* Task to complete: What is wanted is an exact copy of all the entries.

* Source information:
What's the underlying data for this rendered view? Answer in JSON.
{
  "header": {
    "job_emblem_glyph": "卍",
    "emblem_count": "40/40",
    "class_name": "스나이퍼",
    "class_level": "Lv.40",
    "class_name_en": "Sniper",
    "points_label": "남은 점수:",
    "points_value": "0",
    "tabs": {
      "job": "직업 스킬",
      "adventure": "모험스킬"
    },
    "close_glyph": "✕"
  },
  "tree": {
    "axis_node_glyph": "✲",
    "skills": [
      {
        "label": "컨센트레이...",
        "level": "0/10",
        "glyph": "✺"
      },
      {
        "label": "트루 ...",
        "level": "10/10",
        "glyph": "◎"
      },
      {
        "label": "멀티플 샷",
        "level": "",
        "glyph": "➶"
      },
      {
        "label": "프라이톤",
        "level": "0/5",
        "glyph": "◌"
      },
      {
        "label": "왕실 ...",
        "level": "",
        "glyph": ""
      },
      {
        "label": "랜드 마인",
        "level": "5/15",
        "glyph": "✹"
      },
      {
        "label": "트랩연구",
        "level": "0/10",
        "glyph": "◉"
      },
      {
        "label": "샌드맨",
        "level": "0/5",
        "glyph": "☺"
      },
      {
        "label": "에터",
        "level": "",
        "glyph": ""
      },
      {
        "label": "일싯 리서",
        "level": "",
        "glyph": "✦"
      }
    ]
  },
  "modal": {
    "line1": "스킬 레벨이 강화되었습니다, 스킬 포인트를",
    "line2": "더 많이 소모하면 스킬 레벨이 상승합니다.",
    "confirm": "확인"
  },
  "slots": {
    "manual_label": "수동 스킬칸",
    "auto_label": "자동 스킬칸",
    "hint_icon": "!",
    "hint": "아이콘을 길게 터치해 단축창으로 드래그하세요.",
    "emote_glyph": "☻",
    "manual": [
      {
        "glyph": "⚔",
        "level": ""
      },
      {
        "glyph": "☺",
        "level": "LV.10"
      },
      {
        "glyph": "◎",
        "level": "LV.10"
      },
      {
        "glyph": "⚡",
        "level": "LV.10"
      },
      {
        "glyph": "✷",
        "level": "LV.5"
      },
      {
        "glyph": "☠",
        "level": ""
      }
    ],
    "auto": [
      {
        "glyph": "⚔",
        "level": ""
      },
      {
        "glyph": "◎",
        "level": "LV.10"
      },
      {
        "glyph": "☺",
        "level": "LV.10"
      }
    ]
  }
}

* Exercise solution:
What's the underlying data for this rendered view? Answer in JSON.
{
  "header": {
    "job_emblem_glyph": "卍",
    "emblem_count": "40/40",
    "class_name": "스나이퍼",
    "class_level": "Lv.40",
    "class_name_en": "Sniper",
    "points_label": "남은 점수:",
    "points_value": "0",
    "tabs": {
      "job": "직업 스킬",
      "adventure": "모험스킬"
    },
    "close_glyph": "✕"
  },
  "tree": {
    "axis_node_glyph": "✲",
    "skills": [
      {
        "label": "컨센트레이...",
        "level": "0/10",
        "glyph": "✺"
      },
      {
        "label": "트루 ...",
        "level": "10/10",
        "glyph": "◎"
      },
      {
        "label": "멀티플 샷",
        "level": "",
        "glyph": "➶"
      },
      {
        "label": "프라이톤",
        "level": "0/5",
        "glyph": "◌"
      },
      {
        "label": "왕실 ...",
        "level": "",
        "glyph": ""
      },
      {
        "label": "랜드 마인",
        "level": "5/15",
        "glyph": "✹"
      },
      {
        "label": "트랩연구",
        "level": "0/10",
        "glyph": "◉"
      },
      {
        "label": "샌드맨",
        "level": "0/5",
        "glyph": "☺"
      },
      {
        "label": "에터",
        "level": "",
        "glyph": ""
      },
      {
        "label": "일싯 리서",
        "level": "",
        "glyph": "✦"
      }
    ]
  },
  "modal": {
    "line1": "스킬 레벨이 강화되었습니다, 스킬 포인트를",
    "line2": "더 많이 소모하면 스킬 레벨이 상승합니다.",
    "confirm": "확인"
  },
  "slots": {
    "manual_label": "수동 스킬칸",
    "auto_label": "자동 스킬칸",
    "hint_icon": "!",
    "hint": "아이콘을 길게 터치해 단축창으로 드래그하세요.",
    "emote_glyph": "☻",
    "manual": [
      {
        "glyph": "⚔",
        "level": ""
      },
      {
        "glyph": "☺",
        "level": "LV.10"
      },
      {
        "glyph": "◎",
        "level": "LV.10"
      },
      {
        "glyph": "⚡",
        "level": "LV.10"
      },
      {
        "glyph": "✷",
        "level": "LV.5"
      },
      {
        "glyph": "☠",
        "level": ""
      }
    ],
    "auto": [
      {
        "glyph": "⚔",
        "level": ""
      },
      {
        "glyph": "◎",
        "level": "LV.10"
      },
      {
        "glyph": "☺",
        "level": "LV.10"
      }
    ]
  }
}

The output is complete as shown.